Related to the chelate effect is the macrocyclic effect. A macrocyclic ligand is any large cyclic ligand which at least partially surrounds the central atom and bonds to it, leaving the central atom at the centre of a large ring. The more rigid and the higher its denticity, the more inert will be the macrocyclic complex. Heme is a good example, the iron atom is at the centre of a porphyrin macrocycle, being bound to four nitrogen atoms of the tetrapyrrole macrocycle. The very stable dimethylglyoximate complex of nickel is a synthetic macrocycle derived from the anion of dimethylglyoxime.
Unlike polydentate ligands, ambidentate ligands can attach to the central atom in two places but not both. A good example of this is thiocyanide, SCN-, which can attach at either the sulfur atom or the nitrogen atom. Such compounds give rise to linkage isomerism.
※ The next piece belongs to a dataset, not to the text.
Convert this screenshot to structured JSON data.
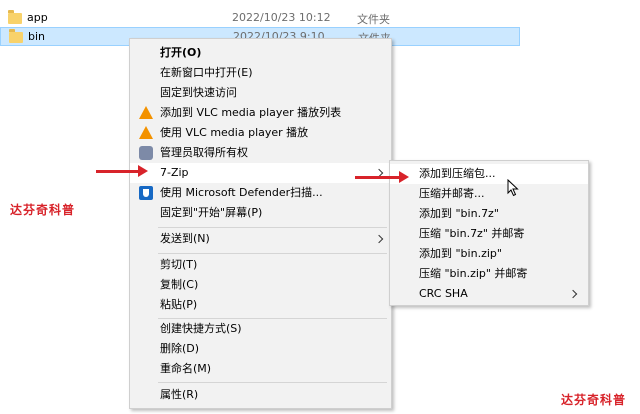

Virtually every molecule and every ion can serve as a ligand for (or "coordinate to") metals. Monodentate ligands include virtually all anions and all simple Lewis bases. Thus, the halides and pseudohalides are important anionic ligands whereas ammonia, carbon monoxide, and water are particularly common charge-neutral ligands. Simple organic species are also very common, be they anionic (RO- and RCO2-) or neutral (R2O, R2S, R3-xNHx, and R3P). The steric properties of some ligands are evaluated in terms of their cone angles.
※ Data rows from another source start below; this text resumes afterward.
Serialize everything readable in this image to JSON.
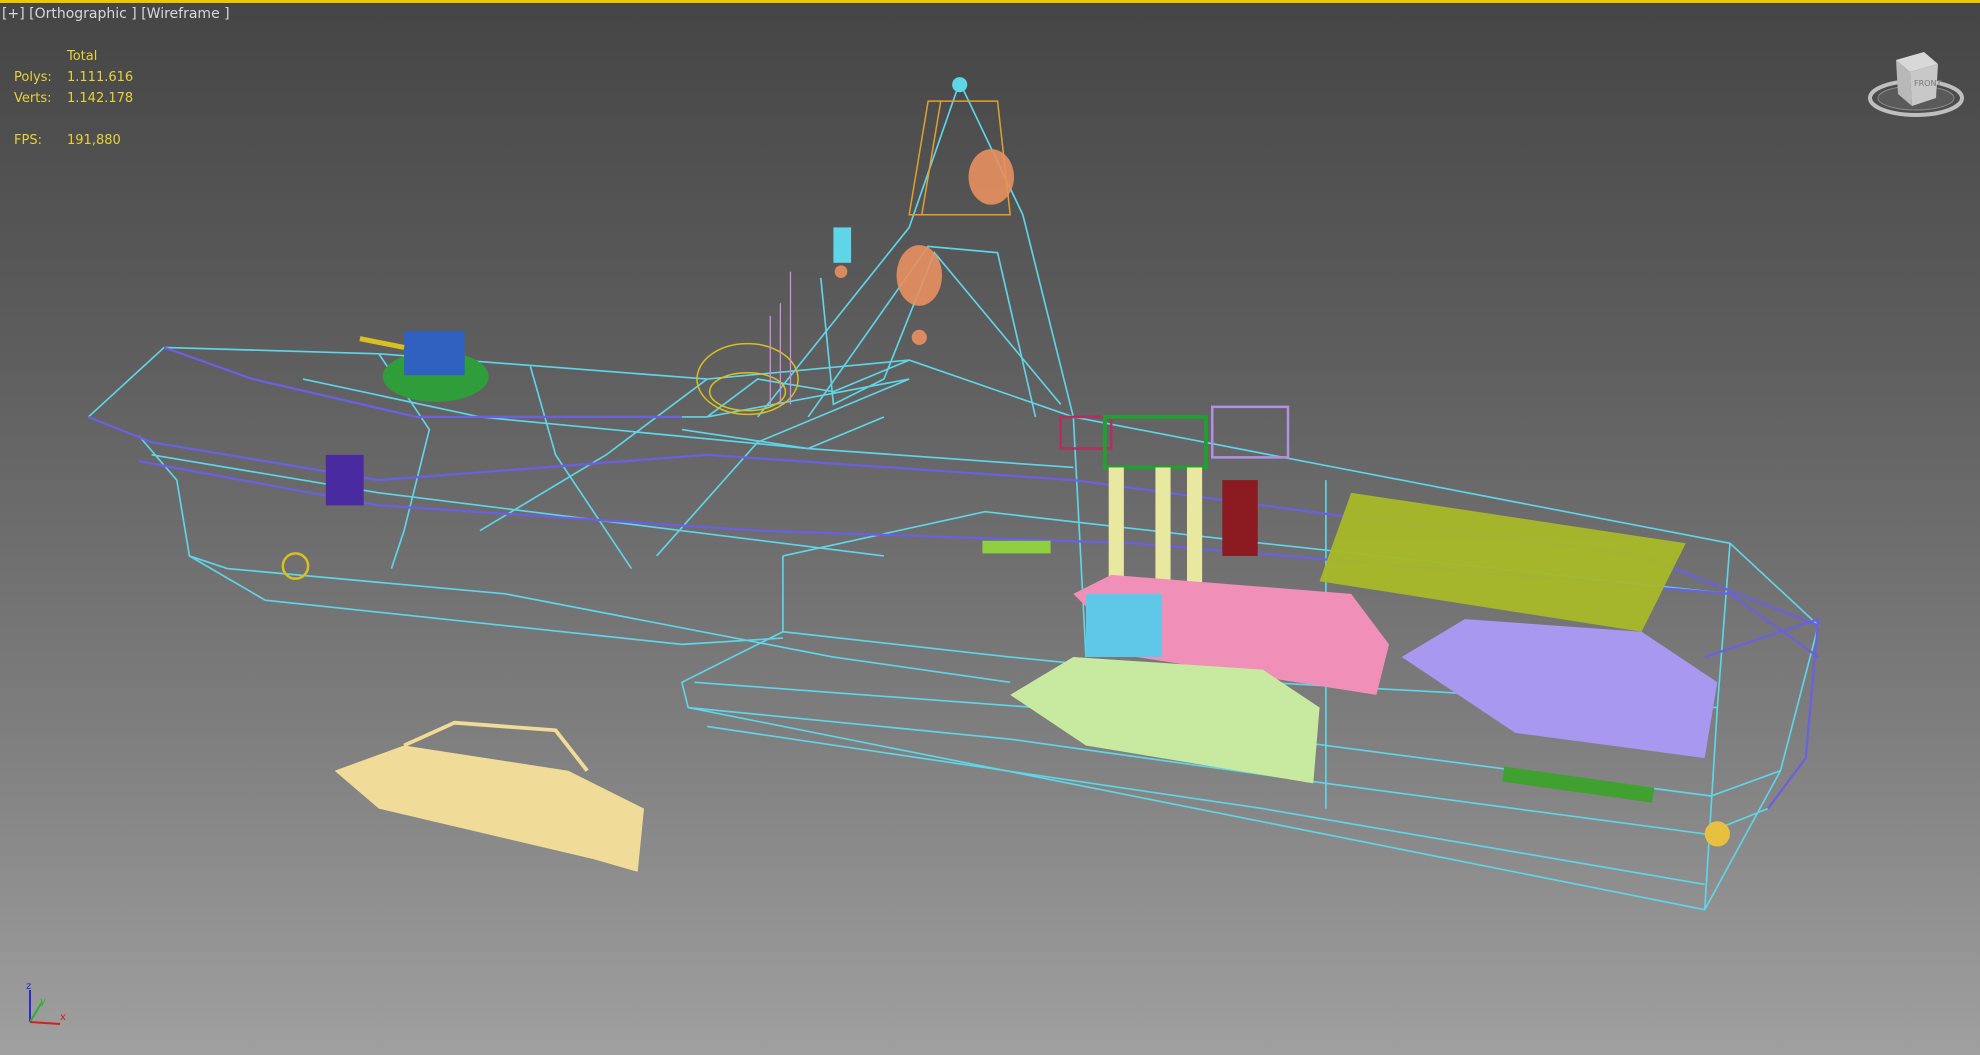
{
  "viewport": {
    "label_plus": "[+]",
    "label_view": "[Orthographic ]",
    "label_shading": "[Wireframe ]"
  },
  "stats": {
    "header": "Total",
    "polys_label": "Polys:",
    "polys_value": "1.111.616",
    "verts_label": "Verts:",
    "verts_value": "1.142.178",
    "fps_label": "FPS:",
    "fps_value": "191,880"
  },
  "viewcube": {
    "face_label": "FRONT"
  },
  "axis": {
    "x": "x",
    "y": "y",
    "z": "z"
  },
  "colors": {
    "accent_border": "#e8c800",
    "stats_text": "#e6d23a",
    "wire_cyan": "#5fd6e8",
    "wire_blue": "#6a60e0"
  }
}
Beyond the classical Lewis bases and anions, all unsaturated molecules are also ligands, utilizing their π-electrons in forming the coordinate bond. Also, metals can bind to the σ bonds in for example silanes, hydrocarbons, and dihydrogen (see also: agostic interaction).
In complexes of non-innocent ligands, the ligand is bonded to metals via conventional bonds, but the ligand is also redox-active.
Examples of common ligands (by field strength)
In the following table the ligands are sorted by field strength (weak field ligands first):
Note: The entries in the table are sorted by field strength, binding through the stated atom (i.e. as a terminal ligand), the 'strength' of the ligand changes when the ligand binds in an alternative binding mode (e.g. when it bridges between metals) or when the conformation of the ligand gets distorted (e.g. a linear ligand that is forced through steric interactions to bind in a non-linear fashion).
Other general encountered ligands (alphabetical)
In this table other common ligands are listed in alphabetical order.
|This article is licensed under the GNU Free Documentation License. It uses material from the Wikipedia article "Ligand". A list of authors is available in Wikipedia.|